= RECORDS FOR THE EXERCISE =
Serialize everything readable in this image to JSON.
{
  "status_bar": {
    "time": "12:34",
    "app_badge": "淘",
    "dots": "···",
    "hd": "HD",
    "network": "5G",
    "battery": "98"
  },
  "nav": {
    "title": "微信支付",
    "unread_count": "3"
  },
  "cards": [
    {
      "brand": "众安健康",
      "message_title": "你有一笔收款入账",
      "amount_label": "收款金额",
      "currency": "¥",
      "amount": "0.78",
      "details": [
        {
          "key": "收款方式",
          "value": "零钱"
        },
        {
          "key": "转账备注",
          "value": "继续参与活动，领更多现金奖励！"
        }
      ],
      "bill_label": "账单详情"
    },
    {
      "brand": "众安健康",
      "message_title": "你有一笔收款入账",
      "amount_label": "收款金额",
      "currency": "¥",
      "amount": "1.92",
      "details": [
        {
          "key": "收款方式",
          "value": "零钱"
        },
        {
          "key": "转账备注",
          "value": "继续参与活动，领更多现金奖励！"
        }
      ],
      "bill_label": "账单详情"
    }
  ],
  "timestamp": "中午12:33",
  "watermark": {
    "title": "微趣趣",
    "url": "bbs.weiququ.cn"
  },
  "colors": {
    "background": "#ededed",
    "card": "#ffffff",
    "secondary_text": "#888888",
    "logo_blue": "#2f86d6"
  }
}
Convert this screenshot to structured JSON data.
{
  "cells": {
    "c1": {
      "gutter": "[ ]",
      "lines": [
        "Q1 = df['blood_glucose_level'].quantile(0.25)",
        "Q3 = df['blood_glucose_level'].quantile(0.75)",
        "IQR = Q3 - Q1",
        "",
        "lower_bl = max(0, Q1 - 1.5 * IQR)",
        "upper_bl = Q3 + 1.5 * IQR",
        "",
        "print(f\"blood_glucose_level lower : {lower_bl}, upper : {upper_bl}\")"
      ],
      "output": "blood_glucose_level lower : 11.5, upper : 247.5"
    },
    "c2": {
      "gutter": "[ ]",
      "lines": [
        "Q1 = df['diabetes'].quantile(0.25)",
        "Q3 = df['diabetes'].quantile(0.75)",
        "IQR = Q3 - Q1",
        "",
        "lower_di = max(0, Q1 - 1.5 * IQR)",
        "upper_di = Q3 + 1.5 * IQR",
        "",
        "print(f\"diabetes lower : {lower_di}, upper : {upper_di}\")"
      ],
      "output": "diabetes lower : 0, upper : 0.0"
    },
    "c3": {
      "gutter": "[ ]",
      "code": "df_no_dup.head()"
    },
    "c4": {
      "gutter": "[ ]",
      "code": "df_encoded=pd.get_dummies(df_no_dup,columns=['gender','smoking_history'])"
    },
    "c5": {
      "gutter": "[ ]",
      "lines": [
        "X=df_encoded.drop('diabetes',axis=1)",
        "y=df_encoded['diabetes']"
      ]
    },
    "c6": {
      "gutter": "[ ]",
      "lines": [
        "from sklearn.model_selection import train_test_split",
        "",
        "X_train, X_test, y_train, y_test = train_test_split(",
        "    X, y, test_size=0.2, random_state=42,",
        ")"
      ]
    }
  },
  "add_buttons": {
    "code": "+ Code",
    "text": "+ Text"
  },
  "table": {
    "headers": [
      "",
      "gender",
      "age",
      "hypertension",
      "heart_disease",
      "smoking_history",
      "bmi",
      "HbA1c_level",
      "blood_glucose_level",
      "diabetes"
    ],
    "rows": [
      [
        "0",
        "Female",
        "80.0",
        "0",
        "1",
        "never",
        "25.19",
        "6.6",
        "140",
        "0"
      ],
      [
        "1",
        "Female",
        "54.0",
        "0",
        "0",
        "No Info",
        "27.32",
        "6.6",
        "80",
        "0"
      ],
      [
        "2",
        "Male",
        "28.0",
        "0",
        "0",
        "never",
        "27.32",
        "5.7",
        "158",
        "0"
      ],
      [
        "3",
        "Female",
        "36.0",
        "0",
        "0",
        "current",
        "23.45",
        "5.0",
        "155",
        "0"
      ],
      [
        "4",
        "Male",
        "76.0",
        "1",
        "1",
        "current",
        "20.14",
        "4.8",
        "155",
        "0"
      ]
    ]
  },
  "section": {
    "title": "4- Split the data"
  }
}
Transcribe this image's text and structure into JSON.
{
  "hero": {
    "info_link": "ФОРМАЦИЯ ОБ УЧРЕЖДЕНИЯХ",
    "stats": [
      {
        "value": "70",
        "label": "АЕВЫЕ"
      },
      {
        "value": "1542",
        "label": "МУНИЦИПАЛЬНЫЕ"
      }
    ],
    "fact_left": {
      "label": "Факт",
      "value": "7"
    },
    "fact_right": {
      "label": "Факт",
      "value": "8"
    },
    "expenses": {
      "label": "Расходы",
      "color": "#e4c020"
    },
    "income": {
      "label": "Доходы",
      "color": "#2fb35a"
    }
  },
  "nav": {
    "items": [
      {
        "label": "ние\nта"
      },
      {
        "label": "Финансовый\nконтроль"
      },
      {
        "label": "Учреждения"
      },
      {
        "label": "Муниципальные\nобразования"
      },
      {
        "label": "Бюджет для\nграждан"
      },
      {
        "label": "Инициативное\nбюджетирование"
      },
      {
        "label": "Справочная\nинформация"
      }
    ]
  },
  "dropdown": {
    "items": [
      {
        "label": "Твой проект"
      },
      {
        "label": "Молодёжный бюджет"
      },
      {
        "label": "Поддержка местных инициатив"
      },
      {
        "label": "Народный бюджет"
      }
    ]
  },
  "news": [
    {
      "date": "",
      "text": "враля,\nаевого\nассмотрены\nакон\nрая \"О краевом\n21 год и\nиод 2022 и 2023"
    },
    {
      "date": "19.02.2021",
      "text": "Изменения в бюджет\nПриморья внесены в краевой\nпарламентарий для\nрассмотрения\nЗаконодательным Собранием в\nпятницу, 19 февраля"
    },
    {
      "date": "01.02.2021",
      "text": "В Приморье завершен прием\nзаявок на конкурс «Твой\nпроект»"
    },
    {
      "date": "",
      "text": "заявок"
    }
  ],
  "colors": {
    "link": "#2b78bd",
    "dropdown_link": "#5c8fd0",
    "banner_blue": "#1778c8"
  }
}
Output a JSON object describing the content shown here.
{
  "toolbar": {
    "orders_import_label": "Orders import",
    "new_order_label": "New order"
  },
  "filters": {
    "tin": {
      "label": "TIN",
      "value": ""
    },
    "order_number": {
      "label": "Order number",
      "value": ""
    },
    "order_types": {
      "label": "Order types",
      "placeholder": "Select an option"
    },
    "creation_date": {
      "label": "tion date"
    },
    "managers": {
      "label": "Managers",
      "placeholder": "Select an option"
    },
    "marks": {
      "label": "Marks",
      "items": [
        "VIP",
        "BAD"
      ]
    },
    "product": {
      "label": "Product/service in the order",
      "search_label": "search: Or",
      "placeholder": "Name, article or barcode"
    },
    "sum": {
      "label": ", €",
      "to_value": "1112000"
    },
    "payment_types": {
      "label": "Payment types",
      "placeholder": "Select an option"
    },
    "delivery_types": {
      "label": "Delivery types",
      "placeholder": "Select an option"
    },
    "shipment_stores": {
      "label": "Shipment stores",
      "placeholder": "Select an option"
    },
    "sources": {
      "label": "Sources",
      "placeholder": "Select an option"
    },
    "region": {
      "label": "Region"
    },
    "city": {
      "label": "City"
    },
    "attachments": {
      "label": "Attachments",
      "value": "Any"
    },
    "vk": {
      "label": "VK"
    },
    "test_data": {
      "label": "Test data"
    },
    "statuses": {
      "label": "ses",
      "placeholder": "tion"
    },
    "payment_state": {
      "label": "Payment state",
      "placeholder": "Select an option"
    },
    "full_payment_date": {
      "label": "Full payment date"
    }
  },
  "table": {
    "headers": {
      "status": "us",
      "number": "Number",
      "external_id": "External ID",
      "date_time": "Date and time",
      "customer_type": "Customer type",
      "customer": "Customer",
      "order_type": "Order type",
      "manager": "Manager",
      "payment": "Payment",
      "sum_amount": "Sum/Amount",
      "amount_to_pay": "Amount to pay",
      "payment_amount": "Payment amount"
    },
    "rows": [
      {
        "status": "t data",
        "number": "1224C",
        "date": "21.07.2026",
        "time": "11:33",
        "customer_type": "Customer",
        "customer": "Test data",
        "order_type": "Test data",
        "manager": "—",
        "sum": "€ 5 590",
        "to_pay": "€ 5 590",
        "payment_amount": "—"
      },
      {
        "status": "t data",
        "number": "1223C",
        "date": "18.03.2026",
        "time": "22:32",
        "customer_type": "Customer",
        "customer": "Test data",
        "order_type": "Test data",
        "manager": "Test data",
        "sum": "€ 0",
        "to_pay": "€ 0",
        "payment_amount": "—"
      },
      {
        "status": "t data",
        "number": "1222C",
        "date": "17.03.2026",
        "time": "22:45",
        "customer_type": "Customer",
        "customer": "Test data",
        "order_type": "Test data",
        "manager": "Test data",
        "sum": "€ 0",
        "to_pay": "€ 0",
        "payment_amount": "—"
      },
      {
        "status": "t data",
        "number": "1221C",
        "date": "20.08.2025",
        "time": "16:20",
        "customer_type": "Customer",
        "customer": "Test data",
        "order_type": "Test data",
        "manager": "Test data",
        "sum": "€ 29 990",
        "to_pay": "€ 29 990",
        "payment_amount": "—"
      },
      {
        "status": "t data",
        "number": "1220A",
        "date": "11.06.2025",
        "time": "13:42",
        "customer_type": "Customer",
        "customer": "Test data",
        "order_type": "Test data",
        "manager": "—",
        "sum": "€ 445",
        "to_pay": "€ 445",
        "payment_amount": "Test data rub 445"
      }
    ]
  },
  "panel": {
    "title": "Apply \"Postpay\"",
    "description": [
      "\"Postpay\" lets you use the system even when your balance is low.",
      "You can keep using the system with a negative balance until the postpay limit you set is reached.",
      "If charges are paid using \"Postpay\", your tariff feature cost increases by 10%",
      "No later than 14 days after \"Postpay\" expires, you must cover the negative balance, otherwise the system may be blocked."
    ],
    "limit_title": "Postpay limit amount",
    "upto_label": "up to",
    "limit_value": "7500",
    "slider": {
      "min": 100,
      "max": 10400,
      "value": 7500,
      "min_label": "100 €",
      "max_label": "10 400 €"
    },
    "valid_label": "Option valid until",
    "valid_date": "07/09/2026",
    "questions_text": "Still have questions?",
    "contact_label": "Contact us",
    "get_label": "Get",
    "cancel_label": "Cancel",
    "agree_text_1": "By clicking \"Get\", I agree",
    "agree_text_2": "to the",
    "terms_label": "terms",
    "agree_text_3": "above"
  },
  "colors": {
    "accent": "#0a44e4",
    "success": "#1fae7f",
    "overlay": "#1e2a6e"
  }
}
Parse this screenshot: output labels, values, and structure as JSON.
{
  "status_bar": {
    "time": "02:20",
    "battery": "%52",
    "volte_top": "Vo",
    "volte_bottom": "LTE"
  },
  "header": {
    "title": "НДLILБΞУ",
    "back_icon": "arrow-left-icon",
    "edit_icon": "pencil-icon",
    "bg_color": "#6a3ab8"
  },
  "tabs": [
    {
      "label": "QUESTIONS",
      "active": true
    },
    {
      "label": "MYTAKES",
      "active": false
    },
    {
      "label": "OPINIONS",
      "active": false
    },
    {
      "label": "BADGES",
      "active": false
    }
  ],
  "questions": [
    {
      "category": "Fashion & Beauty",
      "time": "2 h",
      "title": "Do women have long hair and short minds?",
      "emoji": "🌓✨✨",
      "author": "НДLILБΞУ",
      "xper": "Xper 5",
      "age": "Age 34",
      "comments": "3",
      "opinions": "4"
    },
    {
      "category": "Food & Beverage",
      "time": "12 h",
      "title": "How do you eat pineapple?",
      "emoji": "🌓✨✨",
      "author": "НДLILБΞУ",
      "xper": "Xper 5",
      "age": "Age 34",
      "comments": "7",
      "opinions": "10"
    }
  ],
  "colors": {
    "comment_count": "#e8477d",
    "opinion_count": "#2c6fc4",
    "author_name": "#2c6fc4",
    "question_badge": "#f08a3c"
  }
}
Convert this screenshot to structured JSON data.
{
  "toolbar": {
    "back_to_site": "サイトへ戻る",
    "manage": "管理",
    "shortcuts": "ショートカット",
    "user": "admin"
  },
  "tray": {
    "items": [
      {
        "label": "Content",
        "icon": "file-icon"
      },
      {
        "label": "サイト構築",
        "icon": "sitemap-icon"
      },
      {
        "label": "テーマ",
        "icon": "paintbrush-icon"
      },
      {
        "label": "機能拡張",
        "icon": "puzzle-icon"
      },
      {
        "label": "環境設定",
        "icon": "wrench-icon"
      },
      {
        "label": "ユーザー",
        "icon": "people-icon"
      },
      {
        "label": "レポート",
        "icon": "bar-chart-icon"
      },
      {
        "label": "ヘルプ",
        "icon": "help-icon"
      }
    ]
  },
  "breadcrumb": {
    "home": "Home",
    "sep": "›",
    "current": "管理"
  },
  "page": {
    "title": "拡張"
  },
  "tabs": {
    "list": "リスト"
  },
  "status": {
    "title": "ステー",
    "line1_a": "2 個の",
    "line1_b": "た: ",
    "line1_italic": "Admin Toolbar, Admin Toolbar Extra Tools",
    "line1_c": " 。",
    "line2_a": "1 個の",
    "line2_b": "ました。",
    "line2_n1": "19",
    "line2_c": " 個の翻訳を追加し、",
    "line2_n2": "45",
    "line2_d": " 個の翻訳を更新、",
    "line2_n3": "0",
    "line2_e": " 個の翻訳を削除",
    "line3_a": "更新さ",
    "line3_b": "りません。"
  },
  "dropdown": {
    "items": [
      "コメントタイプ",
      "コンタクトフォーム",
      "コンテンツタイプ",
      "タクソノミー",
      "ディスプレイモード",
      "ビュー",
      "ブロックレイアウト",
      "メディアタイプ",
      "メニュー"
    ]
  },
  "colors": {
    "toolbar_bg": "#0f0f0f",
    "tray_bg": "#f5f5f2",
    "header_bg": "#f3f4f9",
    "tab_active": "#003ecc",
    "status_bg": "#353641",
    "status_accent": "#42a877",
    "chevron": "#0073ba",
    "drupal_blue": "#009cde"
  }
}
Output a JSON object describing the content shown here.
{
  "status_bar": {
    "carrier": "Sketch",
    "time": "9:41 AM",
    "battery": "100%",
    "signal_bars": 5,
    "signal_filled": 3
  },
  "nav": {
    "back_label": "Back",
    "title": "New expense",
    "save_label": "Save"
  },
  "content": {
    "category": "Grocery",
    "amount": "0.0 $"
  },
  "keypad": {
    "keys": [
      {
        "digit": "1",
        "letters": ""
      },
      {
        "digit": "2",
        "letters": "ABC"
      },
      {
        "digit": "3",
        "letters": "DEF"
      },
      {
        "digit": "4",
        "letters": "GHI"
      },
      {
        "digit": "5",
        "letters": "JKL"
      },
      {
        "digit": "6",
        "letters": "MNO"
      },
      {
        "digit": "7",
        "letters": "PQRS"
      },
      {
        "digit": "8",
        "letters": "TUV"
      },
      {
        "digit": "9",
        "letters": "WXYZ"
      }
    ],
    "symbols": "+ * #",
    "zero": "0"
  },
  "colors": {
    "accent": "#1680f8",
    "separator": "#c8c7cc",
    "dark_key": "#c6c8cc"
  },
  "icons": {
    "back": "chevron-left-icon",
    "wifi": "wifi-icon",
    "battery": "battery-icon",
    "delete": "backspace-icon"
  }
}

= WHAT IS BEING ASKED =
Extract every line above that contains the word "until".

= TASK ANSWER =
      "You can keep using the system with a negative balance until the postpay limit you set is reached.",
    "valid_label": "Option valid until",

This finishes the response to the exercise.